▸ What you have to do
Look for "screenshot" in the records and copy every line that has it.

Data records
■ ■ ■ ■ ■
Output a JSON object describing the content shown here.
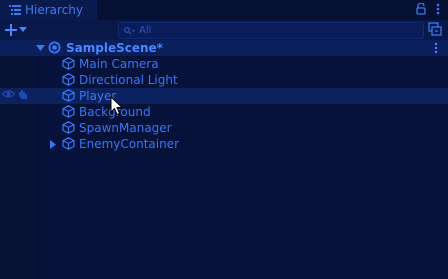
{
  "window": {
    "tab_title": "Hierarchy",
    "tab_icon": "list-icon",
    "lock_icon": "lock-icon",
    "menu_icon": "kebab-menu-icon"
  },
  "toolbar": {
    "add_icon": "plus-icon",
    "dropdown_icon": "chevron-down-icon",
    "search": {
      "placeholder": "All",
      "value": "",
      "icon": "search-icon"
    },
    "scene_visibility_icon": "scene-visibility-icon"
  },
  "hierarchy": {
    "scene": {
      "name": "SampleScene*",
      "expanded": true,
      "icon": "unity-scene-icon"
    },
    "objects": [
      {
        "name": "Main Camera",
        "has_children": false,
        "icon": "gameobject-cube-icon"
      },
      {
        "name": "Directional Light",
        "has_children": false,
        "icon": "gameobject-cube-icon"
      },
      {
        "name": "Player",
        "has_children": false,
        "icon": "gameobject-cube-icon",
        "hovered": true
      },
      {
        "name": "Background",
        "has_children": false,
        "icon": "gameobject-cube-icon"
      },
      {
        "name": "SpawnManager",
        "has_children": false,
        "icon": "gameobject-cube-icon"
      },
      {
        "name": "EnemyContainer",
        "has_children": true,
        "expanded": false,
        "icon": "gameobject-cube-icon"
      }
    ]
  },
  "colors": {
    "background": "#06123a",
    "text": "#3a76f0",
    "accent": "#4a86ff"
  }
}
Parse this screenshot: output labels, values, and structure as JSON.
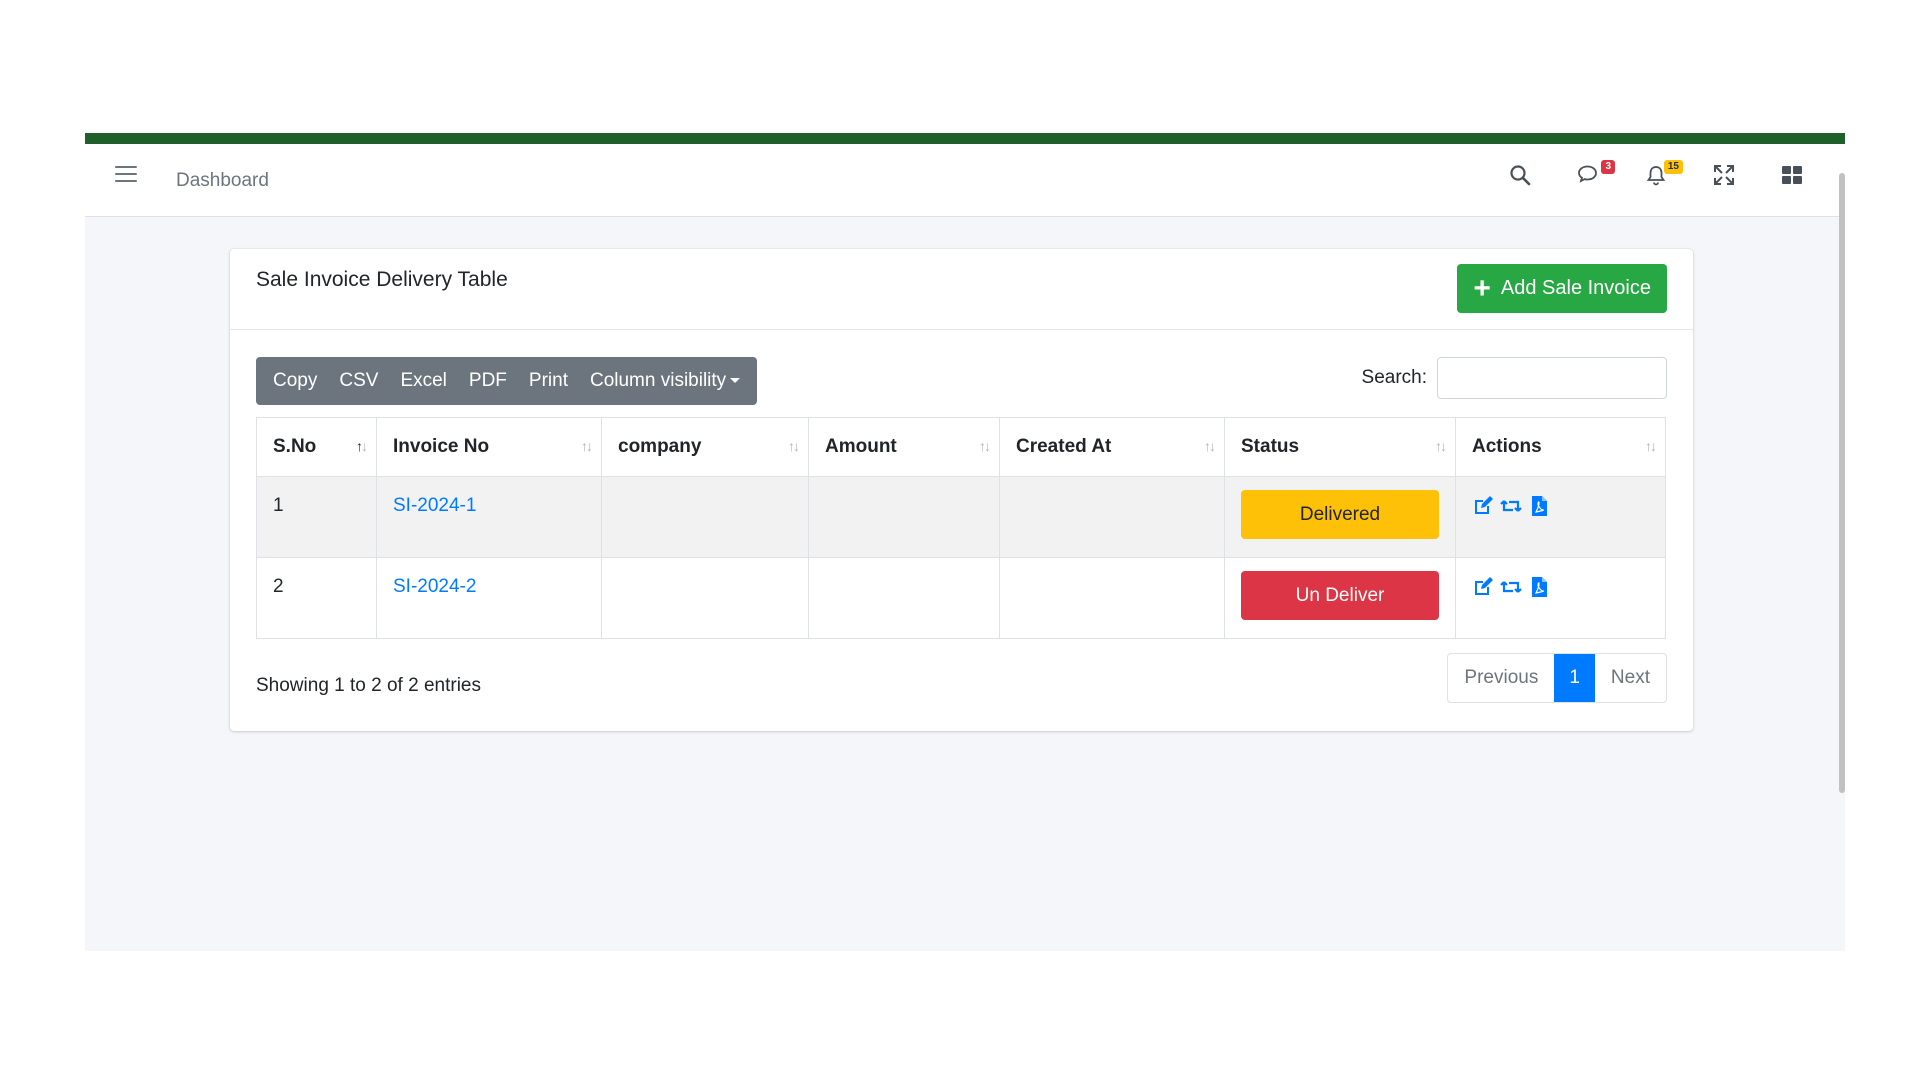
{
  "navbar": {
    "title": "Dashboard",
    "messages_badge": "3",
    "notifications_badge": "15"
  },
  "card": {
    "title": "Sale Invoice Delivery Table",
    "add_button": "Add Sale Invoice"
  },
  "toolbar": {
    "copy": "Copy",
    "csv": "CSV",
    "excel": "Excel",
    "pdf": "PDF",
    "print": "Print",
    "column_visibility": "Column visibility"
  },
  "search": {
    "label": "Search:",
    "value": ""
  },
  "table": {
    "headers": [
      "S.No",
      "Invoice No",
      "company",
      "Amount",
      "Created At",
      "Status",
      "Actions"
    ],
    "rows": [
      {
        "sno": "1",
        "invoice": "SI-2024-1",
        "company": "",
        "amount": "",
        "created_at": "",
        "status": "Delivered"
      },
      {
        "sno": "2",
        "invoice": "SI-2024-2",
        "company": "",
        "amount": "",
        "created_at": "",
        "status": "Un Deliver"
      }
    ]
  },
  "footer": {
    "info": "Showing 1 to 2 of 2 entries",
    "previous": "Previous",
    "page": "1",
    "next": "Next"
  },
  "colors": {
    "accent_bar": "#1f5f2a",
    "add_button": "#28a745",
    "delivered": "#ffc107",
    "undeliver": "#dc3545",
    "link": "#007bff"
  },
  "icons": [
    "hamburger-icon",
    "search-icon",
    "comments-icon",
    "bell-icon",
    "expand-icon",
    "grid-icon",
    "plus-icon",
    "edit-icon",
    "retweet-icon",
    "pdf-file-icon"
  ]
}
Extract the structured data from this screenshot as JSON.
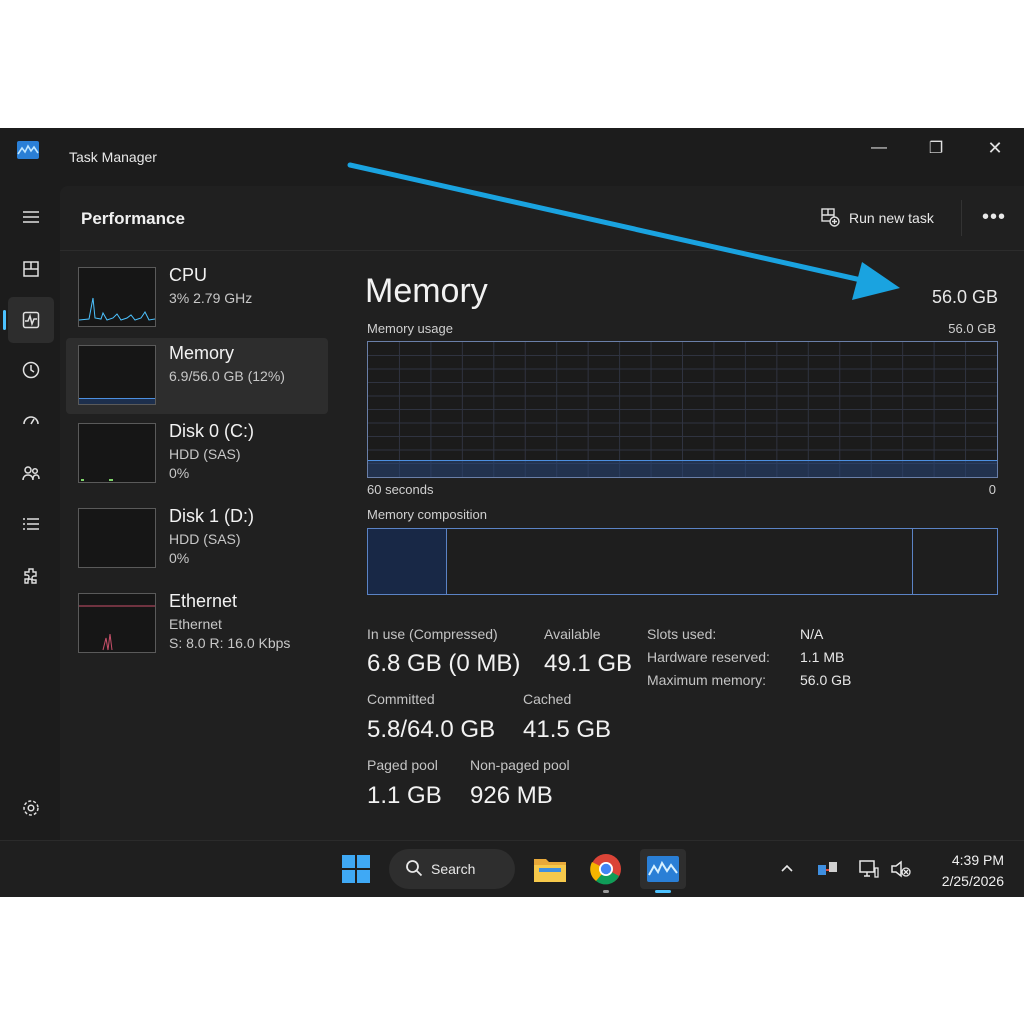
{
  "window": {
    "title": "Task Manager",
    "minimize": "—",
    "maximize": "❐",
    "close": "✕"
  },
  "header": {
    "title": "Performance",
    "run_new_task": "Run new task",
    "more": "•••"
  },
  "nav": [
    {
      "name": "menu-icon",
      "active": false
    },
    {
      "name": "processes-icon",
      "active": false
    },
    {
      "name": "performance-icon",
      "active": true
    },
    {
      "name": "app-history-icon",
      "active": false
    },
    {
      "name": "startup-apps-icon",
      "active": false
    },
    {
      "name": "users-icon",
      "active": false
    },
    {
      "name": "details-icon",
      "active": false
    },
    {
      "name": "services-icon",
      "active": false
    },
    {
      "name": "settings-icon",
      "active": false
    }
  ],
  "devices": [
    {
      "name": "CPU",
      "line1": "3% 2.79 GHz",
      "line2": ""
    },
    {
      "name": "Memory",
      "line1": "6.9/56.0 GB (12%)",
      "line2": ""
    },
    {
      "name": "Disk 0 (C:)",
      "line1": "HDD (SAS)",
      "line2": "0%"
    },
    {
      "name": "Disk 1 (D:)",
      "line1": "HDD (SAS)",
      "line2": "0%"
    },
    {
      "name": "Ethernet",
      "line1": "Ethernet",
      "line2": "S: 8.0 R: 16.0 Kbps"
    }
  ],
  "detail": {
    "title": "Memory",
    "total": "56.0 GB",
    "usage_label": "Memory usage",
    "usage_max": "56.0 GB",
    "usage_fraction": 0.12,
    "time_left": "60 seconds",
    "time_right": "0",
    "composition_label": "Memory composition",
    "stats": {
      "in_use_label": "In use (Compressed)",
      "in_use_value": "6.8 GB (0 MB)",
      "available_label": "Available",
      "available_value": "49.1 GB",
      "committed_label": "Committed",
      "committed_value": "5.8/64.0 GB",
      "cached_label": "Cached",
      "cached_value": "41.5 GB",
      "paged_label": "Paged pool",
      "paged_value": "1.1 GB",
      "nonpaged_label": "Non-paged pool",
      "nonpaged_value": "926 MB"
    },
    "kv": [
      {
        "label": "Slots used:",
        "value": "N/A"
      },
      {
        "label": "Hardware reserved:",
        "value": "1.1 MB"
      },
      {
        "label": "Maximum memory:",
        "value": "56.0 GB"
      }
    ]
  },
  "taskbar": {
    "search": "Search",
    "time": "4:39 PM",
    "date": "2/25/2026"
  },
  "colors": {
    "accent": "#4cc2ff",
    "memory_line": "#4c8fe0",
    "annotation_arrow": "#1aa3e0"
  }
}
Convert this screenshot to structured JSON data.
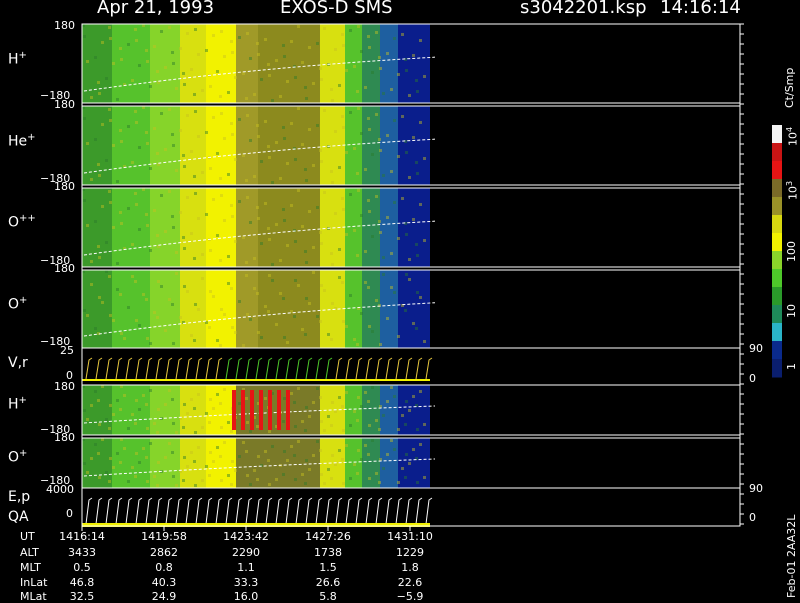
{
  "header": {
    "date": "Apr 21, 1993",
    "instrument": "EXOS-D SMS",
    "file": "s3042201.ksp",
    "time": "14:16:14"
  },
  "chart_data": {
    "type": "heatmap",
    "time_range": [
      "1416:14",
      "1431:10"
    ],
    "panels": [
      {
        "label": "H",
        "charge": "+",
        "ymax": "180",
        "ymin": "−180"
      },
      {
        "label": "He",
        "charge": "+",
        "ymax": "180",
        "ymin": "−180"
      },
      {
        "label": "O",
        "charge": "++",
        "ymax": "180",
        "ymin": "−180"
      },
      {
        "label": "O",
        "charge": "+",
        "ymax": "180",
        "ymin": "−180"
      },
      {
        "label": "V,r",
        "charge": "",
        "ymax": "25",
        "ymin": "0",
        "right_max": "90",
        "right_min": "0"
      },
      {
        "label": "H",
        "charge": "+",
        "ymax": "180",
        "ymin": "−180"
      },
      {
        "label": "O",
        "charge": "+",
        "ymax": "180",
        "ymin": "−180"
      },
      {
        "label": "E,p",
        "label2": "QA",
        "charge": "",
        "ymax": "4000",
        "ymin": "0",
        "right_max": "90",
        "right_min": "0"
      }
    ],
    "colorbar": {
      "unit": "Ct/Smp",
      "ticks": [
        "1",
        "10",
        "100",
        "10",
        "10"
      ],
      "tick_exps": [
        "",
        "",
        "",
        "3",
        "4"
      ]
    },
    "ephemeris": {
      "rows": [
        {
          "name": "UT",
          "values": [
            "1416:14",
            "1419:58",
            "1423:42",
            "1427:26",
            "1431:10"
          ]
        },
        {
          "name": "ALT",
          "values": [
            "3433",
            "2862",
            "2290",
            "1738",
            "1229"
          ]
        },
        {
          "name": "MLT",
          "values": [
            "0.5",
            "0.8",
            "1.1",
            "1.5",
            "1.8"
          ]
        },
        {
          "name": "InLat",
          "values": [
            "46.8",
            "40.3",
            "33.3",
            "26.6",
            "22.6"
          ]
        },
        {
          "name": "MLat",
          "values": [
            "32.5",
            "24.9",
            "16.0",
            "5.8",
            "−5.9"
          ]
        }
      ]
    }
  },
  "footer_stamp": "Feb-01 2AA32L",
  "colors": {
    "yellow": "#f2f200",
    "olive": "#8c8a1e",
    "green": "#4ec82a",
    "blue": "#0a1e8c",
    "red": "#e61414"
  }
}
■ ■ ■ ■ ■
▸ Response to the exercise
Parse this screenshot: output labels, values, and structure as JSON.
Extract the structured data from this screenshot as JSON.
Convert this screenshot to structured JSON data.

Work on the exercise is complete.